- Vinyl has big sleeves for artistic expression. An excellent visual representation creates a first impression about the sound and will affect how someone perceives and forms opinions about the music.
- Vinyl is more accurate. Analog sounds are more accurate because they capture clear signals and natural changes in physical terms such as sound, light, temperature, pressure, and position.
- Editing limitations of vinyl is a plus. Editing limitations will discourage tinkering and procrastination and encourage first-time recording excellence.
- Ease of recording. Working on physical hardware and equipment makes recording more effortless, and extensive sessions won’t slow down recording sessions. Also, analog signals are more accessible to process than the other formats, which processes signals at high speeds, consuming more energy.
- Less sensitive when it comes to electrical tolerance. One of the primary tapes used in electrical applications is vinyl, and this is because it is suitable for insulation purposes.
- Great for audio and video transmission. Vinyl has a higher density with more refined information and are best suited for audio and video transmissions.
- It remains true to the original sound. Vinyl makes it difficult for record company executives focused on profit rather than sound to mess with by creating generic sounds.
- It encourages active listening. With vinyl, you rely on ears to know what sounds good rather than on sound waves on a computer screen. Instruments are placed strategically at various positions of the sound field, which affects the timing, volume, and frequency of the sound.
However, to retain its high quality, you should carry out adequate maintenance because vinyl is susceptible to damage from dirt, dust, mildew, moth, etc.
Do artists make more money from vinyl? Supporting The Artist
At the end of the day, we all want to support the artists so they keep making great music. That’s why it’s important to pay for streaming or purchase physical albums such as vinyl.
With that said the artist does make more money from the purchase of a vinyl record.

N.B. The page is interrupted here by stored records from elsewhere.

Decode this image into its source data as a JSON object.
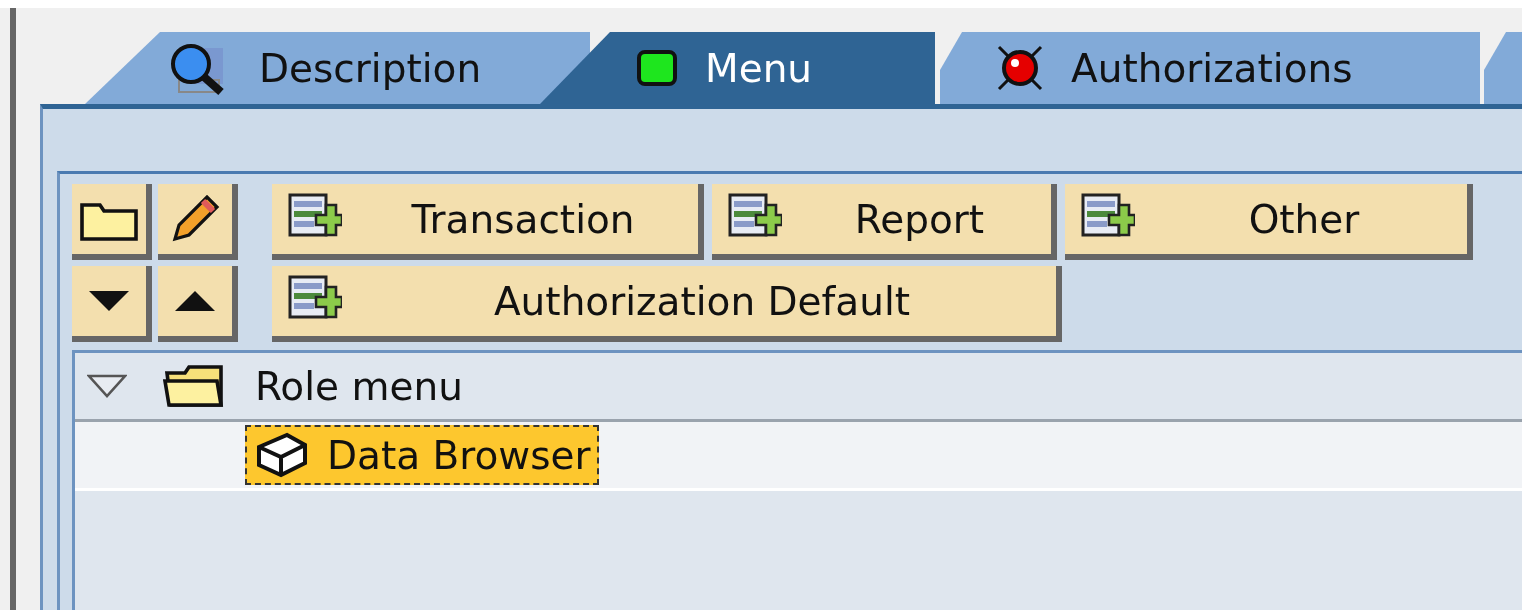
{
  "tabs": [
    {
      "label": "Description",
      "selected": false,
      "kind": "magnifier"
    },
    {
      "label": "Menu",
      "selected": true,
      "kind": "green"
    },
    {
      "label": "Authorizations",
      "selected": false,
      "kind": "red"
    }
  ],
  "toolbar": {
    "button_rows": [
      [
        {
          "label": "Transaction"
        },
        {
          "label": "Report"
        },
        {
          "label": "Other"
        }
      ],
      [
        {
          "label": "Authorization Default"
        }
      ]
    ]
  },
  "tree": [
    {
      "label": "Role menu",
      "expanded": true,
      "children": [
        {
          "label": "Data Browser",
          "selected": true
        }
      ]
    }
  ]
}
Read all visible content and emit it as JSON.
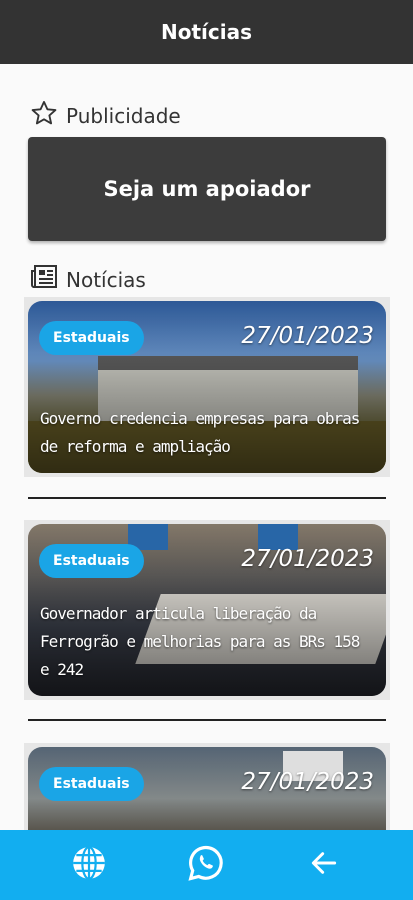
{
  "appbar": {
    "title": "Notícias"
  },
  "publicidade": {
    "label": "Publicidade",
    "icon": "star-outline-icon"
  },
  "support": {
    "label": "Seja um apoiador"
  },
  "news_section": {
    "label": "Notícias",
    "icon": "newspaper-icon"
  },
  "news": [
    {
      "category": "Estaduais",
      "date": "27/01/2023",
      "title": "Governo credencia empresas para obras de reforma e ampliação"
    },
    {
      "category": "Estaduais",
      "date": "27/01/2023",
      "title": "Governador articula liberação da Ferrogrão e melhorias para as BRs 158 e 242"
    },
    {
      "category": "Estaduais",
      "date": "27/01/2023",
      "title": ""
    }
  ],
  "bottom_nav": [
    {
      "icon": "globe-icon"
    },
    {
      "icon": "whatsapp-icon"
    },
    {
      "icon": "arrow-left-icon"
    }
  ],
  "colors": {
    "appbar": "#333333",
    "accent": "#1aa5e6",
    "bottom_bar": "#12aef0"
  }
}
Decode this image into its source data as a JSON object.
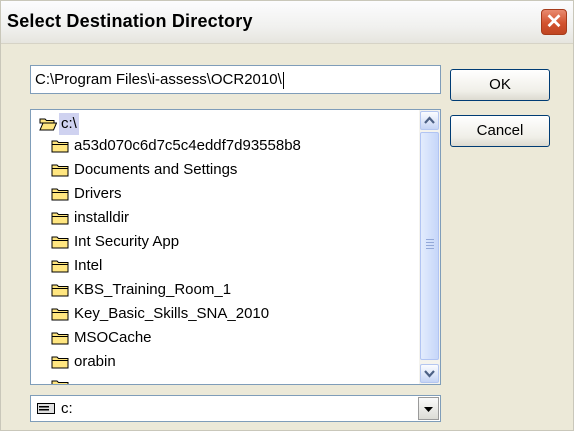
{
  "dialog": {
    "title": "Select Destination Directory",
    "close_glyph": "✕"
  },
  "path_input": {
    "value": "C:\\Program Files\\i-assess\\OCR2010\\"
  },
  "buttons": {
    "ok_label": "OK",
    "cancel_label": "Cancel"
  },
  "directory_list": {
    "root": {
      "label": "c:\\",
      "icon": "open-folder-icon"
    },
    "items": [
      {
        "label": "a53d070c6d7c5c4eddf7d93558b8",
        "icon": "folder-icon"
      },
      {
        "label": "Documents and Settings",
        "icon": "folder-icon"
      },
      {
        "label": "Drivers",
        "icon": "folder-icon"
      },
      {
        "label": "installdir",
        "icon": "folder-icon"
      },
      {
        "label": "Int Security App",
        "icon": "folder-icon"
      },
      {
        "label": "Intel",
        "icon": "folder-icon"
      },
      {
        "label": "KBS_Training_Room_1",
        "icon": "folder-icon"
      },
      {
        "label": "Key_Basic_Skills_SNA_2010",
        "icon": "folder-icon"
      },
      {
        "label": "MSOCache",
        "icon": "folder-icon"
      },
      {
        "label": "orabin",
        "icon": "folder-icon"
      }
    ]
  },
  "drive_select": {
    "value": "c:",
    "icon": "drive-icon"
  },
  "colors": {
    "dialog_bg": "#ece9d8",
    "folder_fill": "#ffe680",
    "folder_stroke": "#000000",
    "selected_bg": "#cfd2f0",
    "close_red": "#d2532f"
  }
}
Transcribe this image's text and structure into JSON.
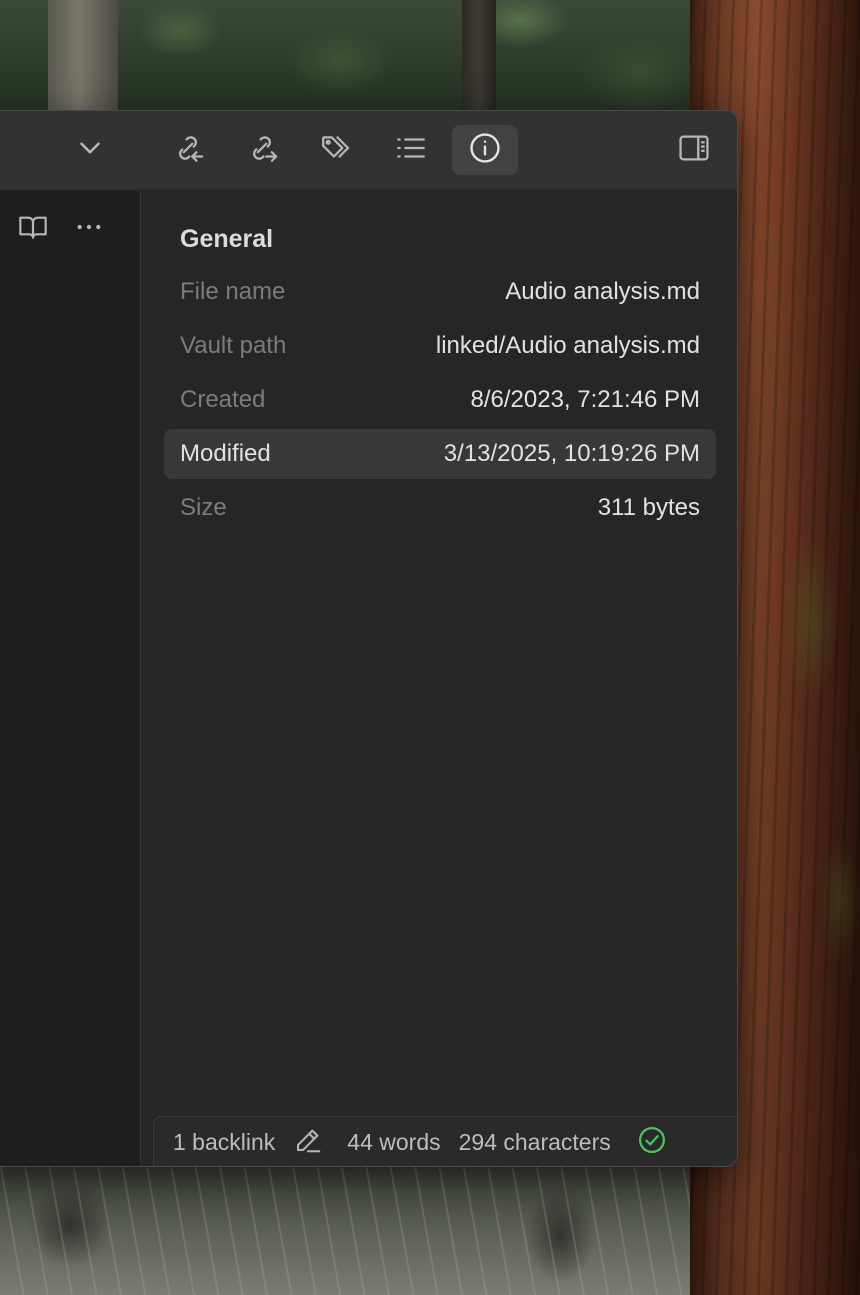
{
  "wallpaper": {
    "description_icon": "forest-wallpaper"
  },
  "toolbar": {
    "buttons": [
      {
        "icon": "chevron-down-icon"
      },
      {
        "icon": "backlinks-icon"
      },
      {
        "icon": "outgoing-links-icon"
      },
      {
        "icon": "tags-icon"
      },
      {
        "icon": "outline-list-icon"
      },
      {
        "icon": "info-icon",
        "active": true
      },
      {
        "icon": "sidebar-toggle-icon"
      }
    ]
  },
  "editor": {
    "buttons": [
      {
        "icon": "reading-view-icon"
      },
      {
        "icon": "more-options-icon"
      }
    ]
  },
  "file_properties": {
    "section_title": "General",
    "rows": [
      {
        "label": "File name",
        "value": "Audio analysis.md"
      },
      {
        "label": "Vault path",
        "value": "linked/Audio analysis.md"
      },
      {
        "label": "Created",
        "value": "8/6/2023, 7:21:46 PM"
      },
      {
        "label": "Modified",
        "value": "3/13/2025, 10:19:26 PM",
        "highlighted": true
      },
      {
        "label": "Size",
        "value": "311 bytes"
      }
    ]
  },
  "statusbar": {
    "backlinks": "1 backlink",
    "edit_icon": "pencil-icon",
    "words": "44 words",
    "characters": "294 characters",
    "sync_icon": "sync-check-icon",
    "sync_color": "#4ec163"
  },
  "colors": {
    "window_bg": "#262626",
    "titlebar_bg": "#323232",
    "editor_bg": "#1e1e1e",
    "highlight_row_bg": "#383838",
    "label_text": "#7c7c7c",
    "value_text": "#e2e2e2"
  }
}
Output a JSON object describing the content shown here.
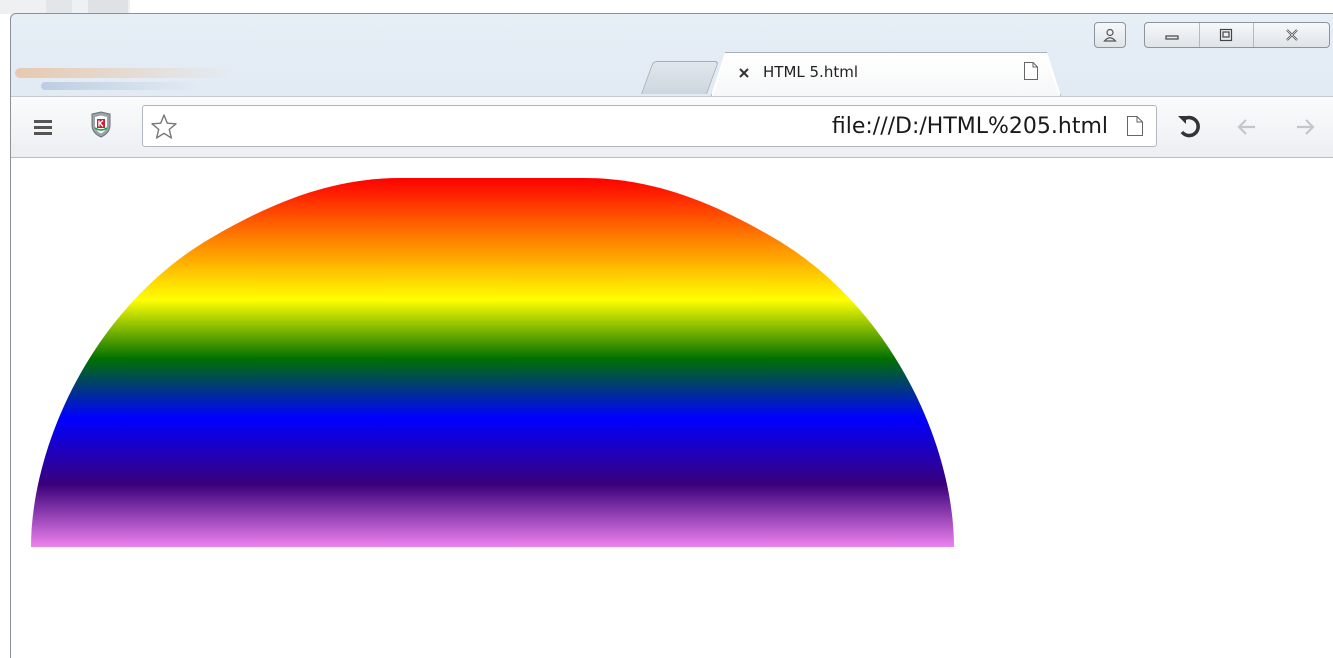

This may or may not be important to you but here at VinylBro we do think it’s important and for that reason, we believe it’s another win for the vinyl records being better.
Storing Vinyl Records
One of the critical issues with vinyl records is their storage. They take up a lot of space and need to be stored in a certain way to maintain their integrity.
If you don’t store your vinyl records the right way, you run the risk of ruining not only their sound quality but their ability to play at all.
Proper storage will include:
- Using shelves to keep them upright
- Keeping them off the ground
- Storing in a climate-controlled room
- Using sleeves to protect the records
- Never stack your vinyl records on top of each other
Stand Them Upright
Vinyl records need to be stored vertically, standing upright rather than lying flat and stacked high. This is because if you stack them up, the weight on the lower records is likely to cause warping, which will make them unplayable.
It will also encourage airflow, which will help to prevent dust and mold from forming on the surface.
Keep Them Covered and Dry
Not only should you keep your vinyl records in their sleeves, but you should also aim to keep them in a climate-controlled environment.
Exposure to extreme weather conditions, such as high humidity or freezing temperatures, like you may find in a garage, will cause them to warp and possibly even crack if they get too cold.
Check out this post for more details on how to store vinyl records the right way.
Why Are Records Better? Our Conclusion
Vinyl makes you more involved in the listening experience because it has a life-like quality and offers you a more extraordinary listening experience, from the act of putting a record together to sitting back to enjoy it. Vinyl Records are about the experience.
- RIAA: Year-end 2020 RIAA Revenue Statistics
- Apple Music announces will bring Lossless Audio to the entire catalog
- Statista: Distribution of New Vinyl Records in the US by Age Group
- Aesthetics for Birds: Why Vinyl is Better Than Digital
- Business Insider
- YouTube: Real Engineering
- CNET: Why Do LPs Sound So Good?
- Howstuffworks: How Record Players Work
- Wikipedia: Phonograph record